graph

A few weeks ago, [Debarghya Das] had two friends eagerly awaiting the results of their High School exit exams, the ISC national examination, taken by 65,000 12th graders in India. This exam is vitally important for each student’s future; a few points determines which university will accept you and which will reject you. One of [Debraghya]’s friends was a little anxious about his grade and asked if it was possible to hack into the board of education’s servers to see the grades before they were posted. [Debraghya] did just that, and was able to download the exam records of nearly every student that took the test.. Looking even closer at the data, he also found evidence these grades were changed in some way.

Getting the grades off the CISCE board of education’s servers was very simple; each school has a separate code, and each student is given an individual number. With the simplest javascript magic, [Debraghya] discovered that individual grades could be accessed by pointing a script to /[4 digit school ID]/[3 digit student ID] on the CISCE server.
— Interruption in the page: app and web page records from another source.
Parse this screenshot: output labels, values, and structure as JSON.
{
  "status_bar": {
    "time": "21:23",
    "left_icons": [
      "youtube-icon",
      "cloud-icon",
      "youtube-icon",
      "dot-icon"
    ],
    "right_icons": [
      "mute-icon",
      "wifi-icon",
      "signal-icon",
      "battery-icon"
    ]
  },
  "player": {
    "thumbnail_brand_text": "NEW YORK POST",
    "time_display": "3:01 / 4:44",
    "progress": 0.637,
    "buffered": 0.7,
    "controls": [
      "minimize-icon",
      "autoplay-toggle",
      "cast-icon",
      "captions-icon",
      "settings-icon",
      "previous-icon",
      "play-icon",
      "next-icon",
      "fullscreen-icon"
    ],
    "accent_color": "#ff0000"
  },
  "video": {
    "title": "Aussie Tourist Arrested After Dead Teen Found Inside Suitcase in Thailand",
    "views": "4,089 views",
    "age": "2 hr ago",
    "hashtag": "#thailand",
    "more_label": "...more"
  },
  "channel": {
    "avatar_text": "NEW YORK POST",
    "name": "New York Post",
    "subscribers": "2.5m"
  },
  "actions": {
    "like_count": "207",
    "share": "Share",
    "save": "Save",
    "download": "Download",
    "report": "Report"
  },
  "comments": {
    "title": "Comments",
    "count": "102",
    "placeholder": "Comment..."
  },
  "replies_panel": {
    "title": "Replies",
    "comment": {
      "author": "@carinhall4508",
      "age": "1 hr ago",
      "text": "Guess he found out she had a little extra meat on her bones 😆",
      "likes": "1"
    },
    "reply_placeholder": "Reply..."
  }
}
There was absolutely no security here, an impressive oversight indeed.

After writing a small script and running it on a few machines, [Debraghya] had the exam results, names, and national IDs of 65,000 students. Taking a closer look at the data, he plotted all the scores and came up with a very strange-looking graph (seen above). It looked like a hedgehog, when nearly any test with a population this large should be a continuous curve.

[Debraghya] is convinced he’s discovered evidence of grade tampering. Nearly a third of all possible scores aren’t represented in the data, but scores from 94 to 100 are accounted for, making the hedgehog shape of the graph statistically impossible. Of course [Debraghya] only has the raw scores, and doesn’t know exactly how the tests were scored or how they were manipulated. He does know the scores were altered, though, either through normalizing the raw scores or something stranger and more sinister.

While scraping data off an unencrypted server isn’t much of a hack, despite what the news will tell you, we’re awfully impressed with [Debraghya]’s analysis of the data and his ability to blow the whistle and put this data out in the open. Without any information on how these scores were changed, it doesn’t really change anything, and we’ll welcome any speculation in the comments.